Disconnect the negative battery cable on your Dodge Caravan. Drain the engine oil and coolant into separate pans. Take the vehicle off the ramps or lifts. Remove the accessory drive belts and use an engine support tool to hold the weight of the engine. 3. Step 3
Take out the right engine mount and bracket. Take off the timing belt cover and loosen the bolts on the timing belt tensioner. Remove both the tensioner and the timing belt then raise the vehicle back on the ramps or lifts. 4. Step 4
Take out the oil pan assembly and remove the oil pump pick-up and the O-ring. Take the crankshaft damper out with a good puller. Use a puller to also draw the crankshaft sprocket from the front of the crankshaft. 5. Step 5
Loosen the bolts on the oil pump and take them off. Remember where they were since you'll need to replace them later. Unscrew the relief valve. Install the New Oil Pump 6. Step 1
Clean all the parts to remove contaminants and debris then install the inner rotor. Make sure the chamfer faces the cast iron oil pump cover on the back. Torque the bolts to 105 in. lb. 7. Step 2
Install the relief valve, followed by the spring, gasket and cover cap. The cover cap should be tightened to 40 ft. lb. 8. Step 3
Fill the rotor cavity with clean engine oil to prime it then insert a new O-ring seal into the oil pump. Put Mopar Gasket Maker or equivalent anaerobic type gasket sealer on the flange of the oil pump body. 9. Step 4

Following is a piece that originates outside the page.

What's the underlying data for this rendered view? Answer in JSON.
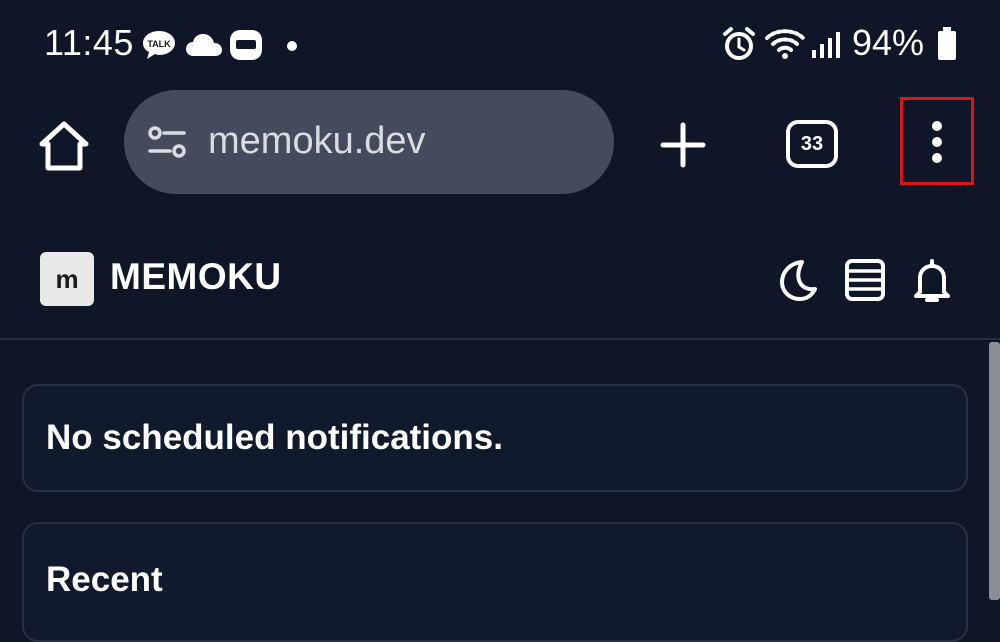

Align the oil pump rotor flats with the flats on the crankshaft and install the pump slowly, tightening the fasteners to 20 ft. lb. Add the new front oil seal and install it with the spring side facing the inside of the engine. Even it out with the engine cover. 10. Step 5
Install the crankshaft sprocket with the special sprocket tool. Put on the oil pump pick-up tube and O-ring and torque the bolt to 20 ft. lb. 11. Step 6
Insert the oil pan and install a new oil filter. Lower your vehicle then install the timing belt and covers and crankshaft damper with a tool specialized for the 2 mm by 1.75 by 150 mm bolt. Tighten the center bolt to 105 ft. lb. 12. Step 7
Put on the accessory drive belts and adjust them to the right tension. Put on the engine mount and bracket then take out the engine support tool. 13. Step 8
Add fresh oil to the engine and refill the cooling system. Use a 50/50 mixture of clean, ethylene glycol antifreeze and water in the cooling system. Start your engine and check for leaks.